First Ride: Cannondale Topstone Carbon gravel bike with Kingpin rear suspension
Photo c. Meg McMahon

Overall, the first ride on the Topstone Carbon was impressive. Fit issues aside, the bike seems like a great addition to the Cannondale line up that rides smoother than the original Topstone alloy, yet is more efficient and faster than the Slate. This is one that I’m looking forward to getting some more time on in the near future.

cannondale.com

14 COMMENTS

  1. @Zach Did you catch the crank length on your small demo bike? Thanks for the ride report. Looks like Cannondale has a potential winner. I keep thinking we’ll see some form of the Headshok return at some point. This bike with a Redshift Shockstop stem might be just the ticket!

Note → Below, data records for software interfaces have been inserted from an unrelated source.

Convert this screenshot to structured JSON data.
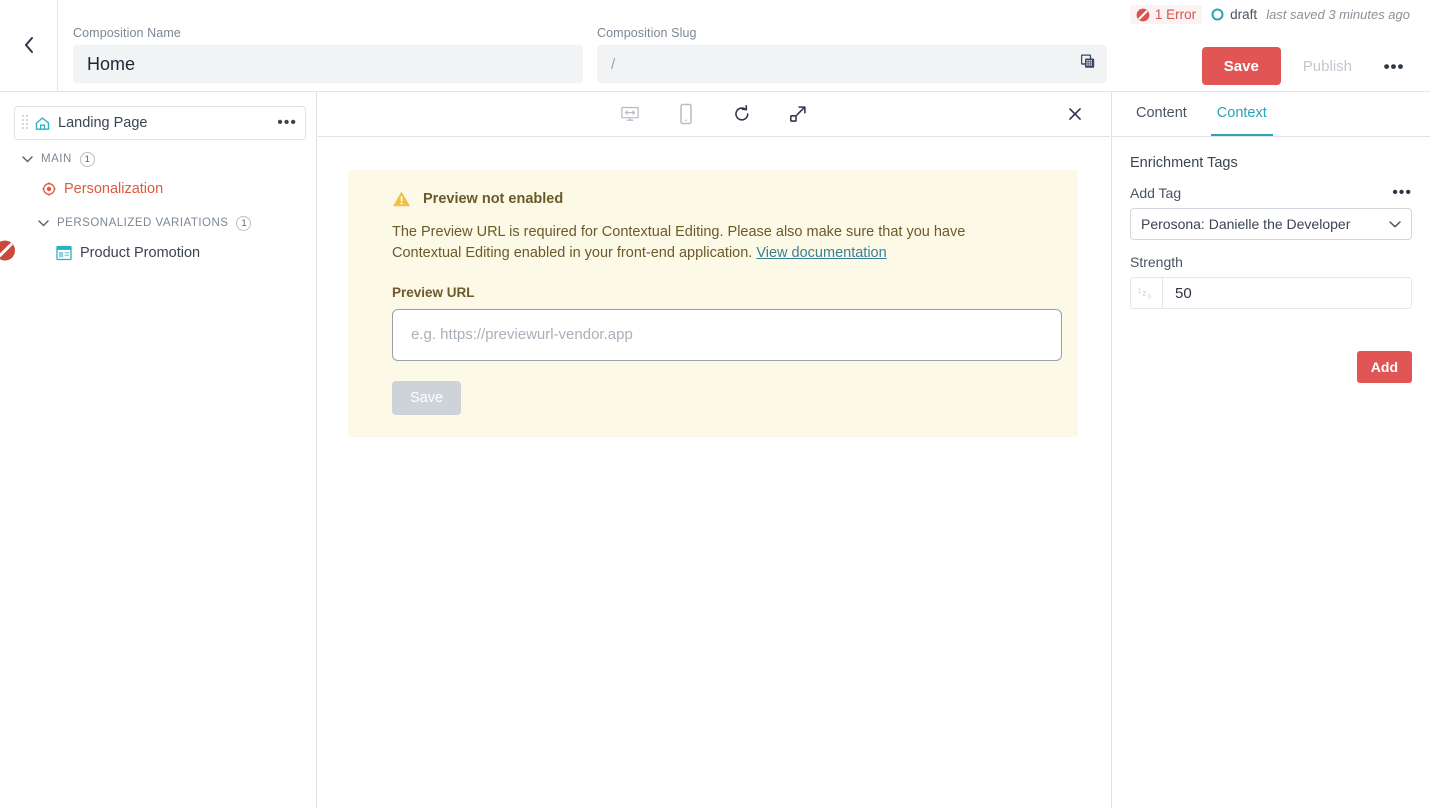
{
  "topbar": {
    "back_icon": "chevron-left-icon",
    "composition_name": {
      "label": "Composition Name",
      "value": "Home"
    },
    "composition_slug": {
      "label": "Composition Slug",
      "value": "/",
      "copy_icon": "copy-icon"
    },
    "status": {
      "error_icon": "error-slash-icon",
      "error_text": "1 Error",
      "draft_icon": "circle-outline-icon",
      "draft_text": "draft",
      "last_saved": "last saved 3 minutes ago"
    },
    "actions": {
      "save_label": "Save",
      "publish_label": "Publish",
      "more_icon": "more-horizontal-icon"
    },
    "colors": {
      "accent_red": "#e15554",
      "teal": "#29a3b8",
      "error_red": "#d9534f"
    }
  },
  "sidebar": {
    "root": {
      "label": "Landing Page",
      "icon": "home-icon",
      "drag_icon": "drag-handle-icon",
      "menu_icon": "more-horizontal-icon"
    },
    "sections": [
      {
        "label": "MAIN",
        "count": "1",
        "chevron_icon": "chevron-down-icon",
        "items": [
          {
            "label": "Personalization",
            "icon": "target-icon",
            "kind": "personalization"
          }
        ]
      },
      {
        "label": "PERSONALIZED VARIATIONS",
        "count": "1",
        "chevron_icon": "chevron-down-icon",
        "items": [
          {
            "label": "Product Promotion",
            "icon": "layout-template-icon",
            "kind": "variation",
            "error_icon": "error-slash-icon"
          }
        ]
      }
    ]
  },
  "center": {
    "toolbar": {
      "desktop_icon": "desktop-resize-icon",
      "mobile_icon": "mobile-device-icon",
      "refresh_icon": "refresh-icon",
      "expand_icon": "expand-arrow-icon",
      "close_icon": "close-icon"
    },
    "warning": {
      "icon": "warning-triangle-icon",
      "title": "Preview not enabled",
      "body": "The Preview URL is required for Contextual Editing. Please also make sure that you have Contextual Editing enabled in your front-end application.",
      "link_text": "View documentation",
      "field_label": "Preview URL",
      "input_placeholder": "e.g. https://previewurl-vendor.app",
      "input_value": "",
      "save_label": "Save",
      "background_color": "#fdf9e7",
      "text_color": "#6b5a2a"
    }
  },
  "right_panel": {
    "tabs": [
      {
        "label": "Content",
        "active": false
      },
      {
        "label": "Context",
        "active": true
      }
    ],
    "section_title": "Enrichment Tags",
    "add_tag": {
      "label": "Add Tag",
      "menu_icon": "more-horizontal-icon",
      "selected_option": "Perosona: Danielle the Developer",
      "chevron_icon": "chevron-down-icon"
    },
    "strength": {
      "label": "Strength",
      "type_icon": "number-123-icon",
      "value": "50"
    },
    "add_button_label": "Add"
  }
}
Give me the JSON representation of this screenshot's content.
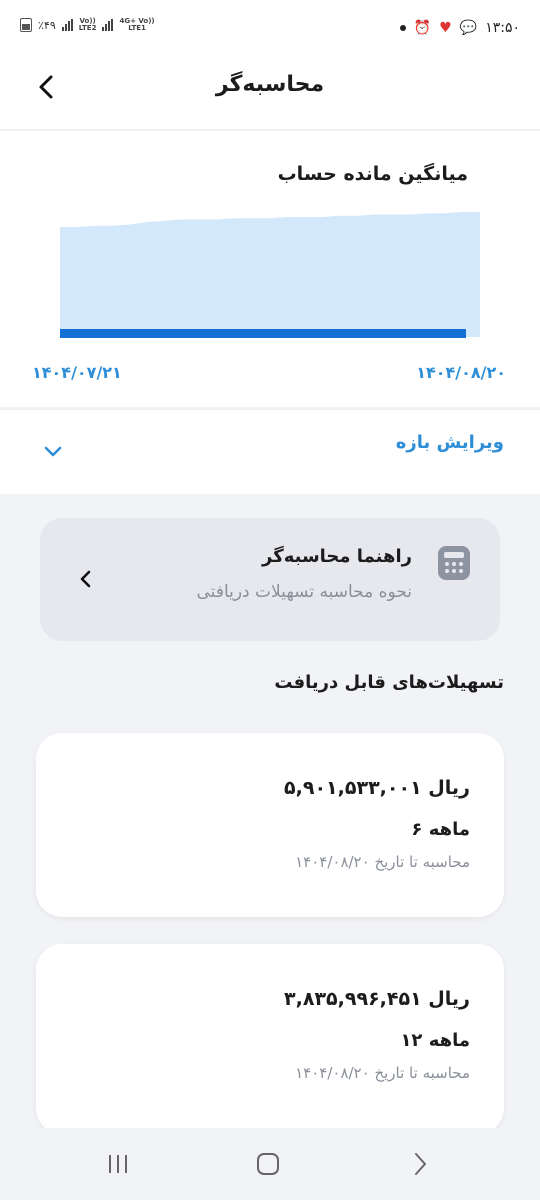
{
  "status_bar": {
    "battery_text": "٪۴۹",
    "net1_top": "Vo))",
    "net1_bottom": "LTE2",
    "net2_top": "4G+ Vo))",
    "net2_bottom": "LTE1",
    "time": "۱۳:۵۰"
  },
  "header": {
    "title": "محاسبه‌گر"
  },
  "chart": {
    "title": "میانگین مانده حساب",
    "start_date": "۱۴۰۴/۰۷/۲۱",
    "end_date": "۱۴۰۴/۰۸/۲۰"
  },
  "chart_data": {
    "type": "area",
    "title": "میانگین مانده حساب",
    "x_start": "۱۴۰۴/۰۷/۲۱",
    "x_end": "۱۴۰۴/۰۸/۲۰",
    "fill_color": "#d3e9fb",
    "line_color": "#1570d6",
    "series": [
      {
        "values": [
          0.88,
          0.88,
          0.89,
          0.89,
          0.9,
          0.92,
          0.93,
          0.94,
          0.94,
          0.94,
          0.95,
          0.95,
          0.95,
          0.96,
          0.96,
          0.96,
          0.97,
          0.97,
          0.98,
          0.98,
          0.98,
          0.99,
          0.99,
          1.0,
          1.0
        ]
      }
    ]
  },
  "edit": {
    "label": "ویرایش بازه"
  },
  "guide": {
    "title": "راهنما محاسبه‌گر",
    "subtitle": "نحوه محاسبه تسهیلات دریافتی"
  },
  "section": {
    "title": "تسهیلات‌های قابل دریافت"
  },
  "loans": [
    {
      "amount": "۵,۹۰۱,۵۳۳,۰۰۱ ریال",
      "term": "۶ ماهه",
      "date": "محاسبه تا تاریخ ۱۴۰۴/۰۸/۲۰"
    },
    {
      "amount": "۳,۸۳۵,۹۹۶,۴۵۱ ریال",
      "term": "۱۲ ماهه",
      "date": "محاسبه تا تاریخ ۱۴۰۴/۰۸/۲۰"
    }
  ],
  "colors": {
    "accent": "#2f8fd6",
    "background": "#f2f3f7",
    "card": "#ffffff"
  }
}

  2. I’d really like to try one out. I believe that some form of suspension is going to be the norm in the gravel segment in the next few years.. and it should be. Not sure what the definition of gravel rides are for most readers, but out here in So.Cal, there are lots of loose soil, braking bumps, ruts and rocks, not really much of true gravel to speak of, although on some of my local USFS fire roads, they are starting to lay down some form of base material that resembles gravel in some sections.

    • The “gravel” name is unfortunate — I think “mixed-surface” or “all-road” are better descriptions of what this type of bike does well.
      My conditions tend to be a mixture of bad pavement and reasonably smooth dirt. Wider tires and a bit of compliance work well even though there’s not much “gravel” in sight.

  3. I managed to get one ahead of launch and use in the GBDuro (I bailed due to injury after 3 days). My immediate thoughts were for my weight that there was too much rearward flex with the Cannondale Save seat post and I fitted an inline Bontrager xxx post instead. I also swapped the stem for a Redshift from my old bike and it complemented the set up perfectly. Out of the box my medium bike felt 2cm too long and I agree the bars felt narrow until I descended in the drops and they were perfect. What’s it like to ride? in a word sublime!! They’ve nailed it.

  4. > They’ve nailed it.

    Well except for boneheaded decision to use a proprietary bottom bracket instead of BB386EVO.

COMMENT HERE: (For best results, log in through Wordpress or your social media account. Anonymous/fake email comments may be unapproved or deleted. ALL first-time commenter's posts are held for moderation. Check our Comment Policy for full details.)

This site uses Akismet to reduce spam. Learn how your comment data is processed.